At times, Slobberknocker recalls Ric Flair’s autobiography To Be The Man (co-written with Keith Elliot Greenberg) in the way it so openly speaks to struggles like panic attacks, depression, and anxiety, conditions that often go undiscussed among men. It’s well known that Ross has suffered from multiple bouts of Bell’s Palsy, which have effected both his speech and his appearance. The condition was a particularly cruel blow for someone whose livelihood is based on appearing on TV as well as one taught to crave “toughness and steel,” as Ross writes, over all things. “I was in a deep depression,” he says, discussing the time following his initial attack. “[I was] self-diagnosing, not wanting to face the facts, and sure as hell not wanting to admit to anyone that I had a flaw, that I had a weakness. I’d already shown that I had a weakness with my face.
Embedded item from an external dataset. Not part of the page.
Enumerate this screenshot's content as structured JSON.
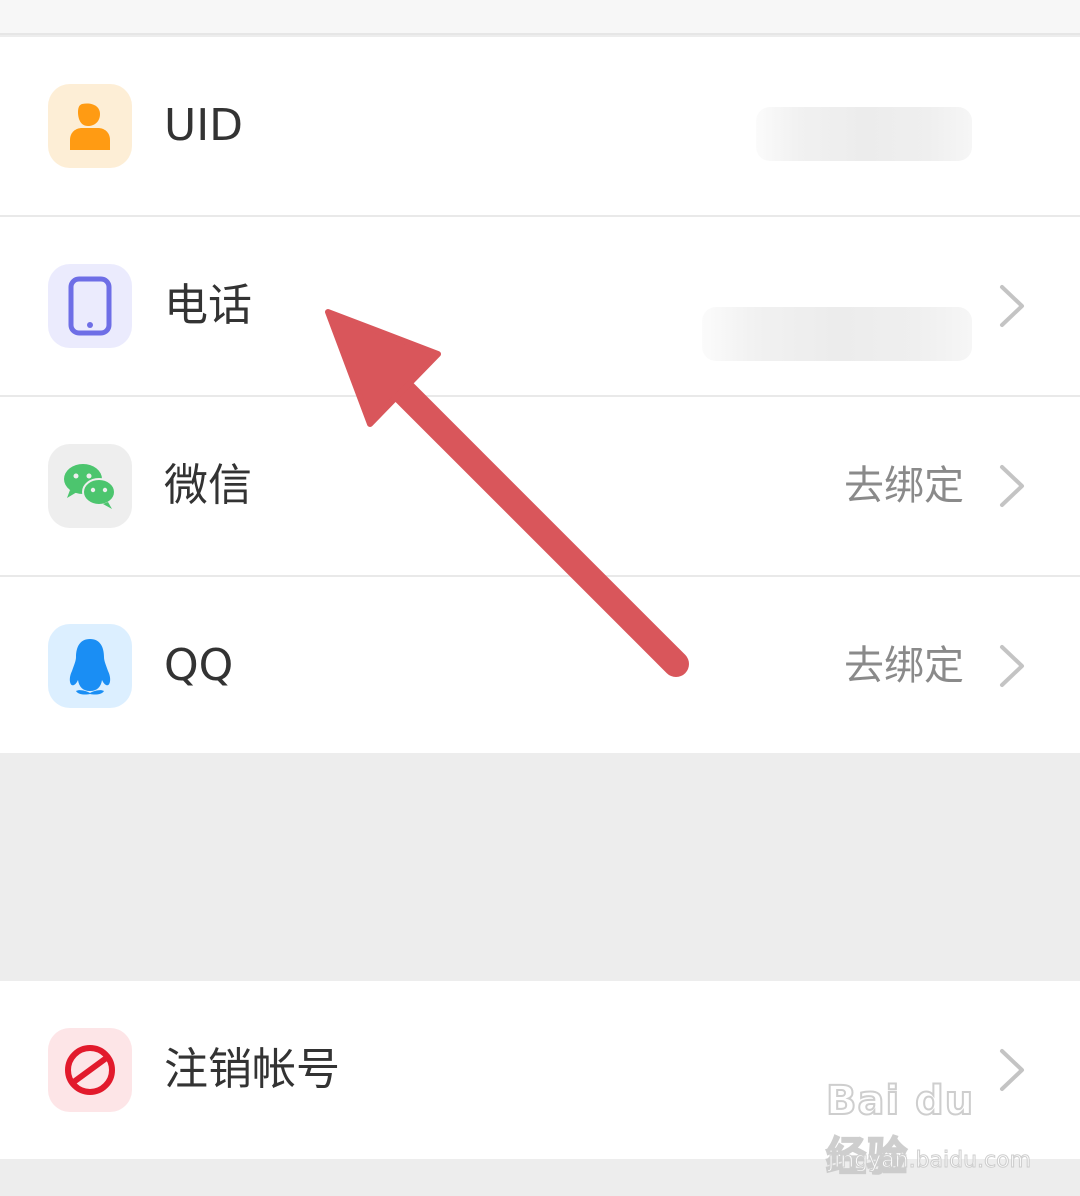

I’ll be damned if I’m going to add to that.”

In one of the book’s most striking passages, Ross recalls the panic he felt before making his return as an announcer at WrestleMania XV; “It took me an hour just to put my tux on, because I kept stopping and thinking, ‘Maybe I should go tell Vince I can’t do this now…’ I cried, I lost focus, I got sick. I didn’t want to be court-martialed. I just wanted my honorable discharge.”
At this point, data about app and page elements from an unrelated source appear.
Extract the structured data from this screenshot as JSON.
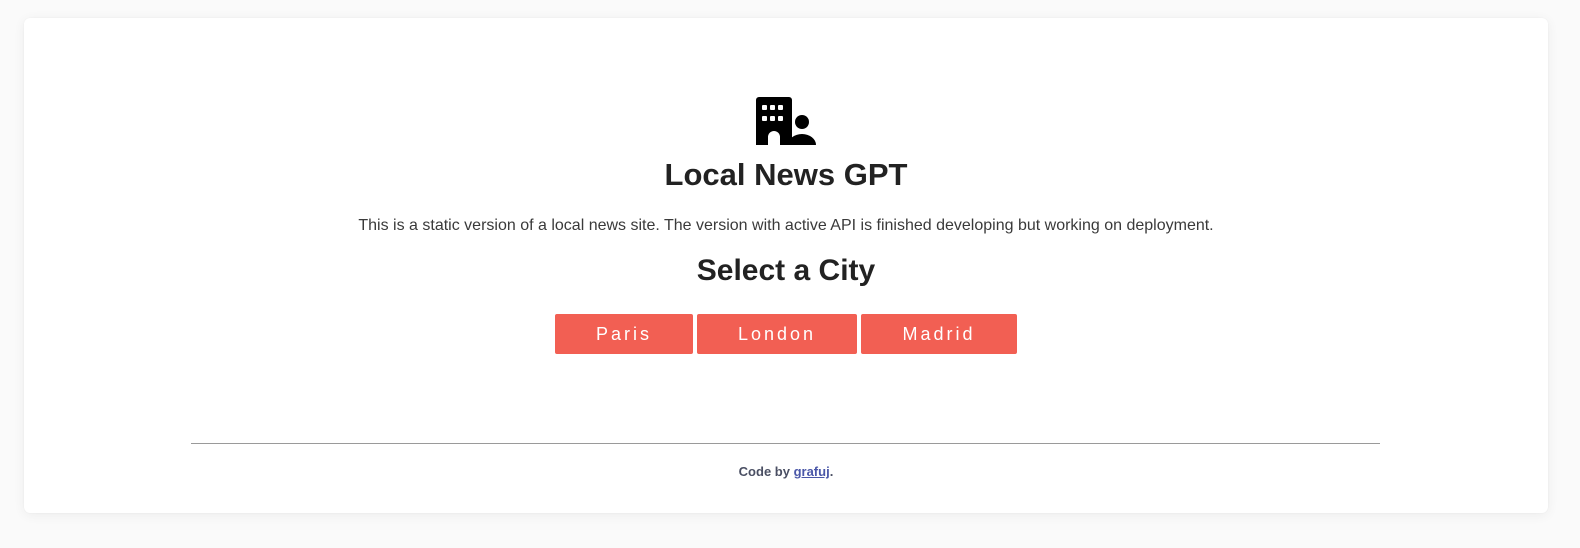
{
  "header": {
    "logo_icon": "building-user-icon",
    "title": "Local News GPT",
    "description": "This is a static version of a local news site. The version with active API is finished developing but working on deployment."
  },
  "city_selector": {
    "heading": "Select a City",
    "cities": [
      {
        "label": "Paris"
      },
      {
        "label": "London"
      },
      {
        "label": "Madrid"
      }
    ],
    "button_color": "#f25f53"
  },
  "footer": {
    "prefix": "Code by ",
    "author_link": "grafuj",
    "suffix": "."
  }
}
Ross’s wife helped him through the panic, and it’s impossible to read the book and miss the importance of that relationship to Ross’s life. “This book has a little bit of a love story embedded in it with my wife and I, and that didn’t strike me that way until I sat down to read [the audio book]. I’d start crying and have to stop and get my composure. It was very real to me because it was true and I lived it. And when I was talking about her, she’s no longer here. She’ll never be here. For my lovely wife, who was with me for 24 years of marriage almost, people are going to be able to read that a relationship between significant others can be so amazing. Whoever loves you the most in the world, you can have such a wonderful relationship with if you have a friendship with them as well. And I did with her.”The book, too, is about persevering in spite of failure as much as it is about success. “After [WrestleMania XV] was over, I had a lot of confidence back,” he says.”‘You can do this. Don’t give your jersey up.’ So that’s been my theory ever since, ‘I don’t want to give my jersey up. I want to stay in the game.'”
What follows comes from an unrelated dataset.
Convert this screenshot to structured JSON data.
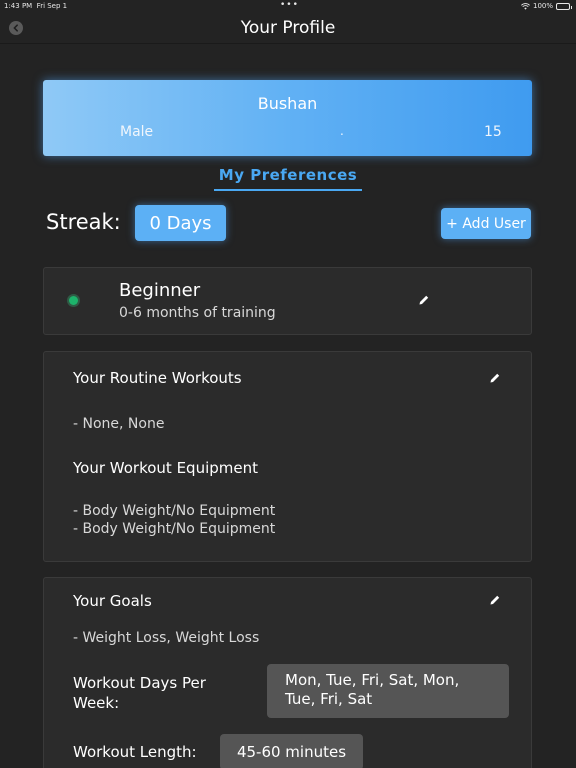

It’s a mantra that Ross continues to try and live up to. He continues to work with New Japan Wrestling and WWE, as well as produce his weekly podcast, The Ross Report. His decision to reinvent instead of being forced into retirement has kept him busy. “When you’re reading this book, ‘Why not me?’ should be the first thing you say. … [Jim Ross] did it. There’s no reason I can’t. I’m average guy.’ I’m telling you. I’m a wrestling fan. And I got really fortunate and I just didn’t have enough common sense or enough street smarts to know how much the odds were against me.”